FILM REVIEW
Getaway

Do you like dumb movies with a terrible, nonsensical plot?  Do you like wooden acting?  Do you like watching cars go vroom?  Well sir/ma’am, you’re in luck because Getaway is now in theaters and I went to the very first showing just for you.

I’ll be the first to admit that I’m not a car guy so a lot of ‘chase’ films don’t really float my boat.  While I was admittedly entertained by Fast 6, the rest of the franchise did nothing for me.  I don’t really like Gone in 60 Seconds either, but I really like The Transporter and the old classic film Vanishing Point, so I’m not a heartless beast when it comes to action movies involving cars.

That being said, Getaway is no Vanishing Point.

The film starts us out with a mish-mash of scenes overlapped onto each other.  We see our protagonist Brent Magna (Ethan Hawke) enter his house and discover that the entire place is trashed.  Interspersed with the discovery scenes are snippets of his wife Leanne (Rebecca Budig) being kidnapped and a phone call where a mysterious voice tells Brent that the only way his wife is going to survive is if he does everything he’s told.  It doesn’t sound like much on paper but trust me, it’s a jumbled, irritating mess.
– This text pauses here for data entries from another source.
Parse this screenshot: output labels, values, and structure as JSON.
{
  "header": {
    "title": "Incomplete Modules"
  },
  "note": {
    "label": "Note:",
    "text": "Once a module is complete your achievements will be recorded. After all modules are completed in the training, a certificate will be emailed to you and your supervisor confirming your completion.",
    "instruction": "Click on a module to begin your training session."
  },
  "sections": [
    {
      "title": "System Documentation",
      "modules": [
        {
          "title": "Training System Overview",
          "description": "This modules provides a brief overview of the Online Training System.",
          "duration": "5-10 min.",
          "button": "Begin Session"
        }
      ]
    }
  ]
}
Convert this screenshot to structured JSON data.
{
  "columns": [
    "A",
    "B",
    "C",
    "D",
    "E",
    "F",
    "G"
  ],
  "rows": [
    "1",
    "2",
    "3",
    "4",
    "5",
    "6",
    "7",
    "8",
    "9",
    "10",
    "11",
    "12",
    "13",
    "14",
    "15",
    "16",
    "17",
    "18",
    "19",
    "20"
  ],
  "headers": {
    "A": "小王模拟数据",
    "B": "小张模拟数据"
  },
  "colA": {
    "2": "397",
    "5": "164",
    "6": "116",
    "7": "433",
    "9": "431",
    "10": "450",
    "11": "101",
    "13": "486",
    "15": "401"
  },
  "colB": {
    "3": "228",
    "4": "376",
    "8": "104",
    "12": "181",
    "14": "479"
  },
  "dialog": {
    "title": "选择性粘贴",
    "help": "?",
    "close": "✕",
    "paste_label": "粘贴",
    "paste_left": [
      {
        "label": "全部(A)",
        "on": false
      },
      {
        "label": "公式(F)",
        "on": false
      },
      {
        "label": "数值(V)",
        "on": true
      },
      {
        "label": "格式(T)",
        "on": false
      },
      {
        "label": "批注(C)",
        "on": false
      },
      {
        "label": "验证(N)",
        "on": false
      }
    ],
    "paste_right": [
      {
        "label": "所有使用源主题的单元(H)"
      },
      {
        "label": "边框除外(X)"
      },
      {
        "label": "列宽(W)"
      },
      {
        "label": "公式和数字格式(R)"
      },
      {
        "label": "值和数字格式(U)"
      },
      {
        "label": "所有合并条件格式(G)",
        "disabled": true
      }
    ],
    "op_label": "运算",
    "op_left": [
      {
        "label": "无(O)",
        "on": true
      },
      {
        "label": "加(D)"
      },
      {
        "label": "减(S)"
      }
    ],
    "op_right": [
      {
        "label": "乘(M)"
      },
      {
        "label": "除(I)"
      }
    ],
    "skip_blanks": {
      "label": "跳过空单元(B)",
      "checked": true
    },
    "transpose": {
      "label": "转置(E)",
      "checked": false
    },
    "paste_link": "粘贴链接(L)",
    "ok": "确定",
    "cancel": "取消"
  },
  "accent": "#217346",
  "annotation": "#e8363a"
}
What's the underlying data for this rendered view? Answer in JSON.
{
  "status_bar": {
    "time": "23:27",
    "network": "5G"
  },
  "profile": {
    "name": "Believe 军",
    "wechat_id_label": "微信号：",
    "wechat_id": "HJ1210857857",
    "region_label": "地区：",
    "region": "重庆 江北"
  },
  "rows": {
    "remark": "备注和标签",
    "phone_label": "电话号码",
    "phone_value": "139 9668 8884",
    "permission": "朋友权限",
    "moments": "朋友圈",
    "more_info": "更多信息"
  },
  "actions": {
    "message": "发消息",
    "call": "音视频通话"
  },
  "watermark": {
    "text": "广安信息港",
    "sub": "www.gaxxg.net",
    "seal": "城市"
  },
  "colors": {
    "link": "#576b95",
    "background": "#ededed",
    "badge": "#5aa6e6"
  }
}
Also, we get the first of roughly 167 car chases.

Basically, Brent has to steal a ‘very special’ Shelby Cobra Mustang and perform ridiculous stunts and maneuvers all over town at the directions of the Mysterious Man.  The car is fitted with cameras and microphones both inside and out, so that Mysterious Man can see and hear everything, ensuring that his every direction is being carried out.

The mystery of why Brent is being forced to drive all over a Bulgarian city wouldn’t be too bad if he wasn’t also saddled with a companion in the form of a ‘plucky’ (by plucky I mean horribly annoying) teenager played by Selena Gomez.  She’s never given a name, so I’m going to call her Bad Acting.  You see, Miss Gomez is looking to continue trying to shed a bit of her sweet, Disney-fied image by….being like a brat and swearing a lot.

No, that’s not very fair of me.  Despite there being only three main characters: Gomez, Hawke, and Mysterious Man, none of them do much in the way of acting.  Even worse, the character development scenes are quite literally mapped out.  The film plays like this: action, talk, plot point, action, character references their past, repeat every 10 minutes.  It gets both tiresome and wholly predictable.

But acting isn’t important in a film like this, right?  What made people love Gone in 60 Seconds, Fast 6 and The Transporter wasn’t the acting, it was the action!  Chase scenes that made your blood pump, a few fist fights and, in the cases of Gone and Fast, the shiny, pretty cars.

Well I hate to break it to you but there’s only one shiny car here and it doesn’t stay shiny for long.  You see, this Shelby Cobra also happens to be a freaking armored car and it’s treated like it throughout.  Brent weaves through traffic, plows through cars, bashes into cops, ramps shit and is subjected to hundreds of bullet rounds bouncing off the vehicle.  This understandably takes a bit of the paint off.

But I’m afraid I’m still making it sound better than it is.  The chases all feel familiar, and aside from one cool scene where we get an entire chase from the POV of the hood of the Cobra, all the rest of them are staid and standard.  It’s a very realistic world and the cars behave as such.  There are no false explosions or ridiculous exceptions to the laws of physics.  While I would usually applaud the adherence to reality, the fact that there are dozens of chases, this all makes Getaway a very slow and useless movie, even at 90 minutes.

The characters are boring and the plot gets dumber and dumber the more you think about it.  If the action sequences aren’t entertaining, then what’s left?

Maybe that’s why there were only 4 of us in the theater.

Getaway: F